* [DATA PROVIDED]:
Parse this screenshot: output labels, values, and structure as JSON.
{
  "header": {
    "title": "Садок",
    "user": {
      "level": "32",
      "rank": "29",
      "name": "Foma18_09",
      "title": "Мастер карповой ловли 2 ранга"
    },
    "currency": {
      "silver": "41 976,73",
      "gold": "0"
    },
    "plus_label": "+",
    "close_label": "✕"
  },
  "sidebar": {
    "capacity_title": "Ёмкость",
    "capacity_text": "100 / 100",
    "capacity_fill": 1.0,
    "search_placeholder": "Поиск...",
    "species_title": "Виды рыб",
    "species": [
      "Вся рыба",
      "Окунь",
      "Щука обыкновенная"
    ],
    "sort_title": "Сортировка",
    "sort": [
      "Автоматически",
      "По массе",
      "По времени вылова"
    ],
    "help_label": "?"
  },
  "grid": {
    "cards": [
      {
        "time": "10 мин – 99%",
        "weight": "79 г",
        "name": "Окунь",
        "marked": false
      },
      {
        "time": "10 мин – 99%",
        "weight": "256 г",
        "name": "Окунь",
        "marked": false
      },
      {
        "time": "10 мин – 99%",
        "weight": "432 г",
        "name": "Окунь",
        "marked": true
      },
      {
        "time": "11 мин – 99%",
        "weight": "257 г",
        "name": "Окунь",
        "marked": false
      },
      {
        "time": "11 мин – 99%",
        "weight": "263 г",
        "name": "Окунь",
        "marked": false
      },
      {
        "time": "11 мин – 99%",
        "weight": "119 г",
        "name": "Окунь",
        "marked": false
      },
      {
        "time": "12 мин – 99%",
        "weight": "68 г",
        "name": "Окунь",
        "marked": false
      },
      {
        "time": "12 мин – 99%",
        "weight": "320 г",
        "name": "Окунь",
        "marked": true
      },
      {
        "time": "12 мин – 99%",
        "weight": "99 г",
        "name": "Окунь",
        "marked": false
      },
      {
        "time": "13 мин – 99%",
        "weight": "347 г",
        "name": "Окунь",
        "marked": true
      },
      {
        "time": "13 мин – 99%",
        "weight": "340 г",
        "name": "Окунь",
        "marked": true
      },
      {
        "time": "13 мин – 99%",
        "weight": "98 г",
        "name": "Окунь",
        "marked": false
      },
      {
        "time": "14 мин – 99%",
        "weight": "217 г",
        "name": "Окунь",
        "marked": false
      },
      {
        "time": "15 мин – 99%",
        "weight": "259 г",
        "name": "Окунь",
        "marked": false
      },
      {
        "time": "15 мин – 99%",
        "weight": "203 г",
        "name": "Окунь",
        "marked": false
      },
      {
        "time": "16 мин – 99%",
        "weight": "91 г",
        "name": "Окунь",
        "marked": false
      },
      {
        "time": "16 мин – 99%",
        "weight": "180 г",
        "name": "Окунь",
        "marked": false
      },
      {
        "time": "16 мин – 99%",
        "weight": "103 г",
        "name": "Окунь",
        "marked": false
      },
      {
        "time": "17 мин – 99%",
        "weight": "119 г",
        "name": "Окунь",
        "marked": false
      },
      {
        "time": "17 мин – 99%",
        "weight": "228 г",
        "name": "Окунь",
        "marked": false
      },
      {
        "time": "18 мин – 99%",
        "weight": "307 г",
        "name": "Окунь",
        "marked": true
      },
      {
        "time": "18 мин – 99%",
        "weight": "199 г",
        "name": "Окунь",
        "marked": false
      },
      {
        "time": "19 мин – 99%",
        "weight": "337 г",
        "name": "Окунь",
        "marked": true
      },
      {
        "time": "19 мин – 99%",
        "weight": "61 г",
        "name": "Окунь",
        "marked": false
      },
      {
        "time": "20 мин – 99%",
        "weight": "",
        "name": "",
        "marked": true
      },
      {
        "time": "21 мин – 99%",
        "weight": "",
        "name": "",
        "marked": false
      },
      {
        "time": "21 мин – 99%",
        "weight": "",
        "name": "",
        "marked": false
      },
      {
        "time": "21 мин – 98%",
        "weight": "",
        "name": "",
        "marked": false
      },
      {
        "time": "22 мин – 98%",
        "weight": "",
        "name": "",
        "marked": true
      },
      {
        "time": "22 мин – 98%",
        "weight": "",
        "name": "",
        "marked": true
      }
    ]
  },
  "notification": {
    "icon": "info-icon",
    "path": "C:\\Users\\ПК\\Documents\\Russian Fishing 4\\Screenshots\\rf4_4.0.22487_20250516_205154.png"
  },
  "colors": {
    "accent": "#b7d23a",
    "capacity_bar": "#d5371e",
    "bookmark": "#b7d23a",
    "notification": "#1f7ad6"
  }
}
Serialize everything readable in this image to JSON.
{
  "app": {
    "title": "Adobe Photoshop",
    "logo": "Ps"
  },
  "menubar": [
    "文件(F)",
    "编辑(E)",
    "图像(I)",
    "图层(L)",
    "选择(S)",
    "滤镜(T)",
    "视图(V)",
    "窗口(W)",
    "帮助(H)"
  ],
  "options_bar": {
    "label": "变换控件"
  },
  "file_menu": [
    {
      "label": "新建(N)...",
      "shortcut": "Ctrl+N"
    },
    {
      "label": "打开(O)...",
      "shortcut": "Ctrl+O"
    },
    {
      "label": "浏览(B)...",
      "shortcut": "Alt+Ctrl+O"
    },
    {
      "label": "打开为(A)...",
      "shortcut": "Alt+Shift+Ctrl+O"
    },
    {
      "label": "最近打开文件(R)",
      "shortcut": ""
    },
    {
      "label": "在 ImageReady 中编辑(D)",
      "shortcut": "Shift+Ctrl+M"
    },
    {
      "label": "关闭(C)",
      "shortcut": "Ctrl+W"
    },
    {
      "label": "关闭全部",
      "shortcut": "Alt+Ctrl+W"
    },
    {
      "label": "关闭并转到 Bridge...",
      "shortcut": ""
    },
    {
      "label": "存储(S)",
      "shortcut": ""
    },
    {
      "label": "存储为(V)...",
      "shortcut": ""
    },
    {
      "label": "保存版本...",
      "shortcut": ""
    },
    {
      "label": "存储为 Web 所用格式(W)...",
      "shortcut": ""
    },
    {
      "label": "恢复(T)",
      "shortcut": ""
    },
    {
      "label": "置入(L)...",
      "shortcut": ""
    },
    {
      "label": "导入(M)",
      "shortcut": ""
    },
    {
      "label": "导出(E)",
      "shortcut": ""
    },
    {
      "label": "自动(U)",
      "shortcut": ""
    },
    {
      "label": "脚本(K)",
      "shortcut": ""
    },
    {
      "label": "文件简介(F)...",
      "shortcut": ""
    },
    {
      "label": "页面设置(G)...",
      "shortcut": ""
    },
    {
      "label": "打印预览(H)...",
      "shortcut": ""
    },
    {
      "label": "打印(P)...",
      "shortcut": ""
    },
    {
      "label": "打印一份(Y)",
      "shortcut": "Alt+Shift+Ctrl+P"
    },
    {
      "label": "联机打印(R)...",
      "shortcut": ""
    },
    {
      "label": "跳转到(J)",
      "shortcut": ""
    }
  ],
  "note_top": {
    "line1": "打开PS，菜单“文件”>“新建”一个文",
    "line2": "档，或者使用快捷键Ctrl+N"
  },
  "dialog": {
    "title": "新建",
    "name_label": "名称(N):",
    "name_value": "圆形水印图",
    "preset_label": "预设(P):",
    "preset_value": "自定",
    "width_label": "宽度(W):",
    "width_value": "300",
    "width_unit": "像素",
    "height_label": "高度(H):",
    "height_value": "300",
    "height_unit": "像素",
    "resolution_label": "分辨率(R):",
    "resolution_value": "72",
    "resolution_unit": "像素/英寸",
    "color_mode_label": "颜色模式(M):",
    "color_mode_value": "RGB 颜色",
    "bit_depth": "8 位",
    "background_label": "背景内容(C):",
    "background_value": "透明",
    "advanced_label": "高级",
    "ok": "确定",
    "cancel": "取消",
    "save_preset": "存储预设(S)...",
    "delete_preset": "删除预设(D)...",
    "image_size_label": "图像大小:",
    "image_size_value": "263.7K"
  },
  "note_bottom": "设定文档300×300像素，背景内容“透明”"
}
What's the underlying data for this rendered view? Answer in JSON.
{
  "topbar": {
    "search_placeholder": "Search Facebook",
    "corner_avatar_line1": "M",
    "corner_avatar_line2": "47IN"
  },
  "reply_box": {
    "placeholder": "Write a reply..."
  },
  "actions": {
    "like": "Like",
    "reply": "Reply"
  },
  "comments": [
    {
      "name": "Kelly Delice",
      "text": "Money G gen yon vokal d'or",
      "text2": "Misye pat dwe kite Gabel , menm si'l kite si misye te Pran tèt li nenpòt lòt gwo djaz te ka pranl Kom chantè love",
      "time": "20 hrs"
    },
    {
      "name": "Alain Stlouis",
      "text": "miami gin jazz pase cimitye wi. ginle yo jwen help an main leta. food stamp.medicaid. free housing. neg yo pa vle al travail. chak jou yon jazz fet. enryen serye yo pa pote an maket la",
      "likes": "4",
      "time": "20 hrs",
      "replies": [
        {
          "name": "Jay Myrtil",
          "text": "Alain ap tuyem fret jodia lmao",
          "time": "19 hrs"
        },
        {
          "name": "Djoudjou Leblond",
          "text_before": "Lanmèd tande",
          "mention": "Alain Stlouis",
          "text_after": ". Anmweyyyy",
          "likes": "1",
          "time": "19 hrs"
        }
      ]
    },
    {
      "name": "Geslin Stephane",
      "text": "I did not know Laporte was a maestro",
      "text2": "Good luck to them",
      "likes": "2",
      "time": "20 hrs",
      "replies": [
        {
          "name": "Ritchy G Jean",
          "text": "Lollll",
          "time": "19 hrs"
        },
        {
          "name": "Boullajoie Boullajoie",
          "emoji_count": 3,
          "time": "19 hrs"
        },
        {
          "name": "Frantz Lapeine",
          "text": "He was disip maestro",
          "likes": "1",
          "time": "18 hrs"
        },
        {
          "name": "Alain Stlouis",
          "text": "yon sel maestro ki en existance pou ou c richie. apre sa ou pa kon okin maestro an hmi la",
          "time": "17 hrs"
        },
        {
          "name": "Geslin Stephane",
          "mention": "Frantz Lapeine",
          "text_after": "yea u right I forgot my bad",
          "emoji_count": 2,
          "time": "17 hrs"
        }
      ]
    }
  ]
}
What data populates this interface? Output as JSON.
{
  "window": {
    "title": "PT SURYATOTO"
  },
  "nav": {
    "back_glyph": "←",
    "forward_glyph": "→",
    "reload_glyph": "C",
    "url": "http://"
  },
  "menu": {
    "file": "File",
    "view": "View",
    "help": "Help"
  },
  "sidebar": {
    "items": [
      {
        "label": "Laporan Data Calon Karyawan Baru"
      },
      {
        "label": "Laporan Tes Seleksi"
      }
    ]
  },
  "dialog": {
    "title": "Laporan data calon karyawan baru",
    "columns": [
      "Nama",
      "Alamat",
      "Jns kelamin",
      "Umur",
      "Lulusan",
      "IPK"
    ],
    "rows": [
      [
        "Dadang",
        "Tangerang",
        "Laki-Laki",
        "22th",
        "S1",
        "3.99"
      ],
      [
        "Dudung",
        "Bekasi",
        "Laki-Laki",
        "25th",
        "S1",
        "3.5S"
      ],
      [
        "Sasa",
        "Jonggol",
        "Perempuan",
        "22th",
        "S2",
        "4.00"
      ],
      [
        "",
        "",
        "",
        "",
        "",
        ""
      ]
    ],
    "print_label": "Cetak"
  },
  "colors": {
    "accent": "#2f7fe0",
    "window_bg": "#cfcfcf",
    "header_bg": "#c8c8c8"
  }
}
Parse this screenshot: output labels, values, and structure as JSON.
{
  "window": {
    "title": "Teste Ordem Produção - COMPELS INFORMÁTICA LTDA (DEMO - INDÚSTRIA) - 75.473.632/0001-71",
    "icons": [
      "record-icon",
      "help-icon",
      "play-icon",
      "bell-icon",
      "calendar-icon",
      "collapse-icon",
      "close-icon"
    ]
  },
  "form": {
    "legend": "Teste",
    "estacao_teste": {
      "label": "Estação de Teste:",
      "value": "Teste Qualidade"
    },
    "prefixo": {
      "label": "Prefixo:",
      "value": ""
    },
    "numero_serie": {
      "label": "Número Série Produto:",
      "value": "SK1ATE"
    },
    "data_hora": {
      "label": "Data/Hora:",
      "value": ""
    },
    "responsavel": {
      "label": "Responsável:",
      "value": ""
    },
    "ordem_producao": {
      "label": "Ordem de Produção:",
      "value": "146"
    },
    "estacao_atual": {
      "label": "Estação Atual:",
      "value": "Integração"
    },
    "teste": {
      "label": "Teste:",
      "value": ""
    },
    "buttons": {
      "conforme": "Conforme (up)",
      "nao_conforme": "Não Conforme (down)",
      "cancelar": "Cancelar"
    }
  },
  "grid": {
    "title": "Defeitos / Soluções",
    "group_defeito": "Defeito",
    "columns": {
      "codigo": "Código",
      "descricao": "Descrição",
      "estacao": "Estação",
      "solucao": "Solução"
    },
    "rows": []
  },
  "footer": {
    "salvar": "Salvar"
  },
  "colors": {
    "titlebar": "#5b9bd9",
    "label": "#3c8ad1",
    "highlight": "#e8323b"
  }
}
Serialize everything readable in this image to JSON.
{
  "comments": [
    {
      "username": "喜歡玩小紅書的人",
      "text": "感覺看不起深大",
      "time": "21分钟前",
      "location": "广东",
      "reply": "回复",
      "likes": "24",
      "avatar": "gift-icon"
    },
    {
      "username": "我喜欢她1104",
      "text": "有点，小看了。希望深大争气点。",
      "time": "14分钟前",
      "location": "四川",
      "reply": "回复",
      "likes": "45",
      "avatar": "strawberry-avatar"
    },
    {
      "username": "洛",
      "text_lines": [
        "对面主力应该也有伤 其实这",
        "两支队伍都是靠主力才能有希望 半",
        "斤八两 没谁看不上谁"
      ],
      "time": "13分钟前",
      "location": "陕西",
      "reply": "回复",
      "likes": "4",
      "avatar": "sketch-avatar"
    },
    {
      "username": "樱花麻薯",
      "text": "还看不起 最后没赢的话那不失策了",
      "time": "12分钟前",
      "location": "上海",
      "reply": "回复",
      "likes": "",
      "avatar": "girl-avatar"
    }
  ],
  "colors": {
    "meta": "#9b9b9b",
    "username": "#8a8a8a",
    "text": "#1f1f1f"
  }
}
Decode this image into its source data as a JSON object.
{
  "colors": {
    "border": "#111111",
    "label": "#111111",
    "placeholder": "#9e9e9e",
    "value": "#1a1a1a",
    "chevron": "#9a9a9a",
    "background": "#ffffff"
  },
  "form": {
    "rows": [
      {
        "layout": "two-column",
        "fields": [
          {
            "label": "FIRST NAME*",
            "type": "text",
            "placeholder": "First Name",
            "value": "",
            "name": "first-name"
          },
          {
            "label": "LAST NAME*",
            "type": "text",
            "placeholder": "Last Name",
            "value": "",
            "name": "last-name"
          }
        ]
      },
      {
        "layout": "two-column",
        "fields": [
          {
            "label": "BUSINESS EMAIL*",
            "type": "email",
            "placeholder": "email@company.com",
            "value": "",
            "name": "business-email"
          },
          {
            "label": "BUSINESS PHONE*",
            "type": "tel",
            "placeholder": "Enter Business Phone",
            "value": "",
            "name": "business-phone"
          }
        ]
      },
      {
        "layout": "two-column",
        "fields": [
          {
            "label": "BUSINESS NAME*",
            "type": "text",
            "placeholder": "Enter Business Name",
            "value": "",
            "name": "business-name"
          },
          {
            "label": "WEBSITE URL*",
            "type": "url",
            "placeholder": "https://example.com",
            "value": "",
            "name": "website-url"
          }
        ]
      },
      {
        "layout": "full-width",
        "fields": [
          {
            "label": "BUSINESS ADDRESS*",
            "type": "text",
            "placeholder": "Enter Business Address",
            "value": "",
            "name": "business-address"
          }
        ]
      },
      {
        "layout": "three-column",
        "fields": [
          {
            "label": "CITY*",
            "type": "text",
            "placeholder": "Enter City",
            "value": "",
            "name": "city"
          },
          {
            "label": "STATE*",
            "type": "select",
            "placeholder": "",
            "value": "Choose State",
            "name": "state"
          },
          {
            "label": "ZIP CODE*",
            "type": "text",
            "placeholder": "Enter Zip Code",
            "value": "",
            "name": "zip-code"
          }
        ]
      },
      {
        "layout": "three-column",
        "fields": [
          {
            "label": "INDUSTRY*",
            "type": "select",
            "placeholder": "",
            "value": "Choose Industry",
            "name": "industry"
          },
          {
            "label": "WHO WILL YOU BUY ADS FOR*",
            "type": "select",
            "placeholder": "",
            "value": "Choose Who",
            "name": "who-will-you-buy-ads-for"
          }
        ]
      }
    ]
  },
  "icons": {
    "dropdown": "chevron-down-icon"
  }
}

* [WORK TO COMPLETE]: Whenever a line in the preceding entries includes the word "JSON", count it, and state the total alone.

* [WORKED SOLUTION]: 7